▶ About this task
Each entry that follows is to be retyped exactly. Pictures do not belong in the copy.

▶ Available records
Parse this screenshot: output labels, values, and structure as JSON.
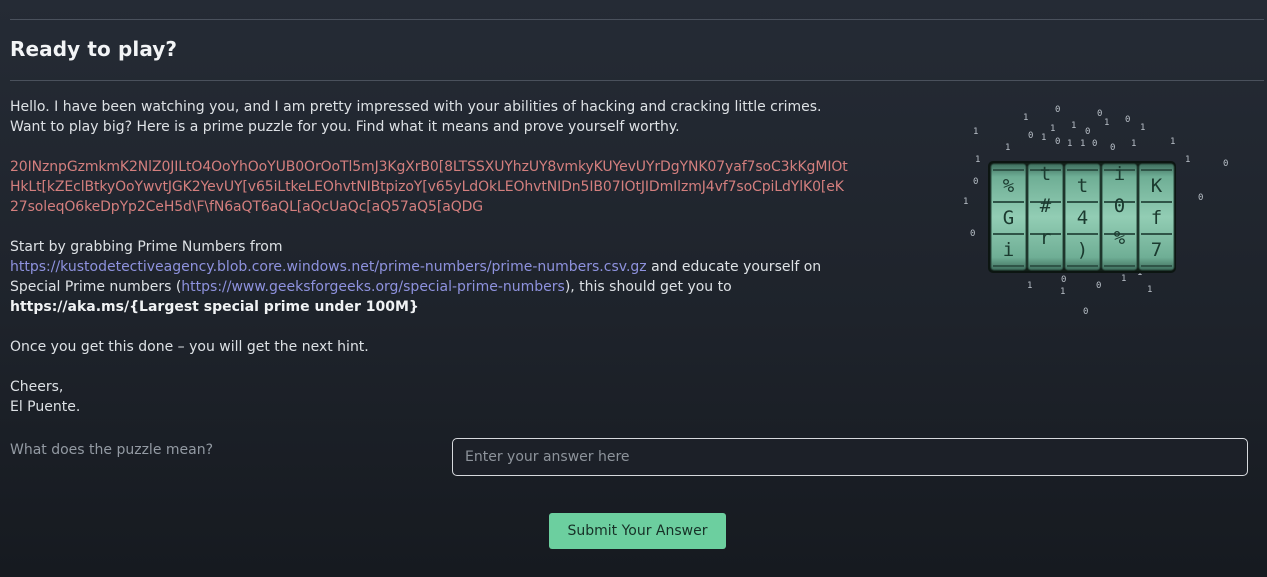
{
  "header": {
    "title": "Ready to play?"
  },
  "intro": {
    "line1": "Hello. I have been watching you, and I am pretty impressed with your abilities of hacking and cracking little crimes.",
    "line2": "Want to play big? Here is a prime puzzle for you. Find what it means and prove yourself worthy."
  },
  "cipher": {
    "line1": "20INznpGzmkmK2NlZ0JILtO4OoYhOoYUB0OrOoTl5mJ3KgXrB0[8LTSSXUYhzUY8vmkyKUYevUYrDgYNK07yaf7soC3kKgMIOt",
    "line2": "HkLt[kZEclBtkyOoYwvtJGK2YevUY[v65iLtkeLEOhvtNIBtpizoY[v65yLdOkLEOhvtNIDn5IB07IOtJIDmIlzmJ4vf7soCpiLdYlK0[eK",
    "line3": "27soleqO6keDpYp2CeH5d\\F\\fN6aQT6aQL[aQcUaQc[aQ57aQ5[aQDG"
  },
  "instructions": {
    "start": "Start by grabbing Prime Numbers from",
    "primes_url": "https://kustodetectiveagency.blob.core.windows.net/prime-numbers/prime-numbers.csv.gz",
    "educate": "and educate yourself on",
    "special_prefix": "Special Prime numbers (",
    "special_url": "https://www.geeksforgeeks.org/special-prime-numbers",
    "special_suffix": "), this should get you to",
    "target_url": "https://aka.ms/{Largest special prime under 100M}",
    "next_hint": "Once you get this done – you will get the next hint."
  },
  "signoff": {
    "greeting": "Cheers,",
    "name": "El Puente."
  },
  "form": {
    "question": "What does the puzzle mean?",
    "placeholder": "Enter your answer here",
    "submit_label": "Submit Your Answer"
  },
  "illustration": {
    "icon": "cryptex-lock-icon",
    "wheel_chars": [
      [
        "%",
        "G",
        "i"
      ],
      [
        "t",
        "#",
        "r"
      ],
      [
        "t",
        "4",
        ")"
      ],
      [
        "i",
        "0",
        "%"
      ],
      [
        "K",
        "f",
        "7"
      ]
    ]
  },
  "colors": {
    "accent": "#6ccf9f",
    "cipher_text": "#d47f7e",
    "link": "#8e92de",
    "background": "#1e232b"
  }
}
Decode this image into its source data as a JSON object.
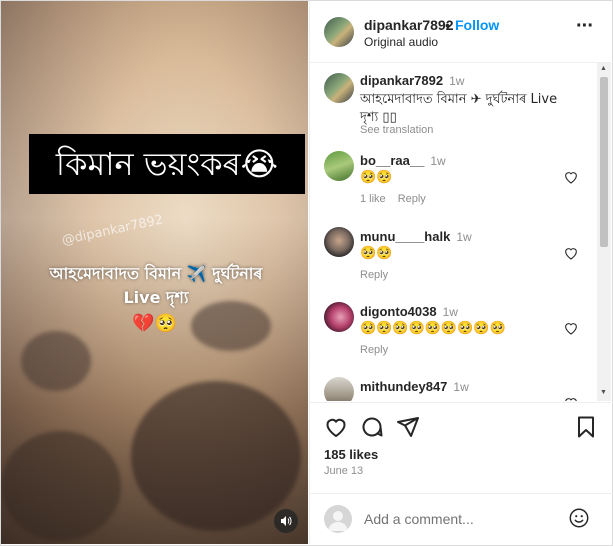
{
  "media": {
    "title_overlay": "কিমান ভয়ংকৰ😭",
    "watermark": "@dipankar7892",
    "caption_line1": "আহমেদাবাদত বিমান ✈️ দুৰ্ঘটনাৰ",
    "caption_line2": "Live দৃশ্য",
    "hearts": "💔🥺",
    "mute_icon": "speaker-icon"
  },
  "header": {
    "username": "dipankar7892",
    "dot": "•",
    "follow_label": "Follow",
    "subtitle": "Original audio",
    "more_icon": "more-horizontal-icon"
  },
  "caption": {
    "username": "dipankar7892",
    "time": "1w",
    "text": "আহমেদাবাদত বিমান ✈ দুৰ্ঘটনাৰ Live",
    "text2": "দৃশ্য ▯▯",
    "see_translation": "See translation"
  },
  "comments": [
    {
      "username": "bo__raa__",
      "time": "1w",
      "text": "🥺🥺",
      "likes": "1 like",
      "reply": "Reply"
    },
    {
      "username": "munu____halk",
      "time": "1w",
      "text": "🥺🥺",
      "reply": "Reply"
    },
    {
      "username": "digonto4038",
      "time": "1w",
      "text": "🥺🥺🥺🥺🥺🥺🥺🥺🥺",
      "reply": "Reply"
    },
    {
      "username": "mithundey847",
      "time": "1w",
      "text": ""
    }
  ],
  "actions": {
    "likes": "185 likes",
    "date": "June 13"
  },
  "add_comment": {
    "placeholder": "Add a comment..."
  },
  "colors": {
    "accent": "#0095f6",
    "text": "#262626",
    "muted": "#8e8e8e"
  }
}
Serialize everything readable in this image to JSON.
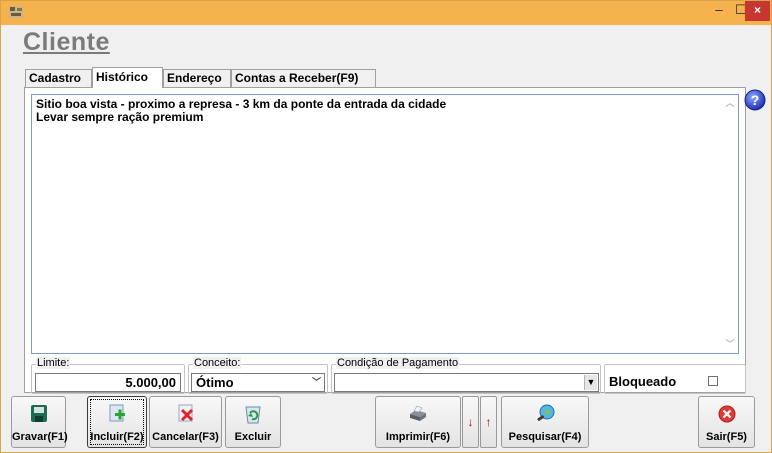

▶ Solution
Parse this screenshot: output labels, values, and structure as JSON.
{
  "header": {
    "title": "Ready to play?"
  },
  "intro": {
    "line1": "Hello. I have been watching you, and I am pretty impressed with your abilities of hacking and cracking little crimes.",
    "line2": "Want to play big? Here is a prime puzzle for you. Find what it means and prove yourself worthy."
  },
  "cipher": {
    "line1": "20INznpGzmkmK2NlZ0JILtO4OoYhOoYUB0OrOoTl5mJ3KgXrB0[8LTSSXUYhzUY8vmkyKUYevUYrDgYNK07yaf7soC3kKgMIOt",
    "line2": "HkLt[kZEclBtkyOoYwvtJGK2YevUY[v65iLtkeLEOhvtNIBtpizoY[v65yLdOkLEOhvtNIDn5IB07IOtJIDmIlzmJ4vf7soCpiLdYlK0[eK",
    "line3": "27soleqO6keDpYp2CeH5d\\F\\fN6aQT6aQL[aQcUaQc[aQ57aQ5[aQDG"
  },
  "instructions": {
    "start": "Start by grabbing Prime Numbers from",
    "primes_url": "https://kustodetectiveagency.blob.core.windows.net/prime-numbers/prime-numbers.csv.gz",
    "educate": "and educate yourself on",
    "special_prefix": "Special Prime numbers (",
    "special_url": "https://www.geeksforgeeks.org/special-prime-numbers",
    "special_suffix": "), this should get you to",
    "target_url": "https://aka.ms/{Largest special prime under 100M}",
    "next_hint": "Once you get this done – you will get the next hint."
  },
  "signoff": {
    "greeting": "Cheers,",
    "name": "El Puente."
  },
  "form": {
    "question": "What does the puzzle mean?",
    "placeholder": "Enter your answer here",
    "submit_label": "Submit Your Answer"
  },
  "illustration": {
    "icon": "cryptex-lock-icon",
    "wheel_chars": [
      [
        "%",
        "G",
        "i"
      ],
      [
        "t",
        "#",
        "r"
      ],
      [
        "t",
        "4",
        ")"
      ],
      [
        "i",
        "0",
        "%"
      ],
      [
        "K",
        "f",
        "7"
      ]
    ]
  },
  "colors": {
    "accent": "#6ccf9f",
    "cipher_text": "#d47f7e",
    "link": "#8e92de",
    "background": "#1e232b"
  }
}
Decode this image into its source data as a JSON object.
{
  "media": {
    "title_overlay": "কিমান ভয়ংকৰ😭",
    "watermark": "@dipankar7892",
    "caption_line1": "আহমেদাবাদত বিমান ✈️ দুৰ্ঘটনাৰ",
    "caption_line2": "Live দৃশ্য",
    "hearts": "💔🥺",
    "mute_icon": "speaker-icon"
  },
  "header": {
    "username": "dipankar7892",
    "dot": "•",
    "follow_label": "Follow",
    "subtitle": "Original audio",
    "more_icon": "more-horizontal-icon"
  },
  "caption": {
    "username": "dipankar7892",
    "time": "1w",
    "text": "আহমেদাবাদত বিমান ✈ দুৰ্ঘটনাৰ Live",
    "text2": "দৃশ্য ▯▯",
    "see_translation": "See translation"
  },
  "comments": [
    {
      "username": "bo__raa__",
      "time": "1w",
      "text": "🥺🥺",
      "likes": "1 like",
      "reply": "Reply"
    },
    {
      "username": "munu____halk",
      "time": "1w",
      "text": "🥺🥺",
      "reply": "Reply"
    },
    {
      "username": "digonto4038",
      "time": "1w",
      "text": "🥺🥺🥺🥺🥺🥺🥺🥺🥺",
      "reply": "Reply"
    },
    {
      "username": "mithundey847",
      "time": "1w",
      "text": ""
    }
  ],
  "actions": {
    "likes": "185 likes",
    "date": "June 13"
  },
  "add_comment": {
    "placeholder": "Add a comment..."
  },
  "colors": {
    "accent": "#0095f6",
    "text": "#262626",
    "muted": "#8e8e8e"
  }
}
Serialize everything readable in this image to JSON.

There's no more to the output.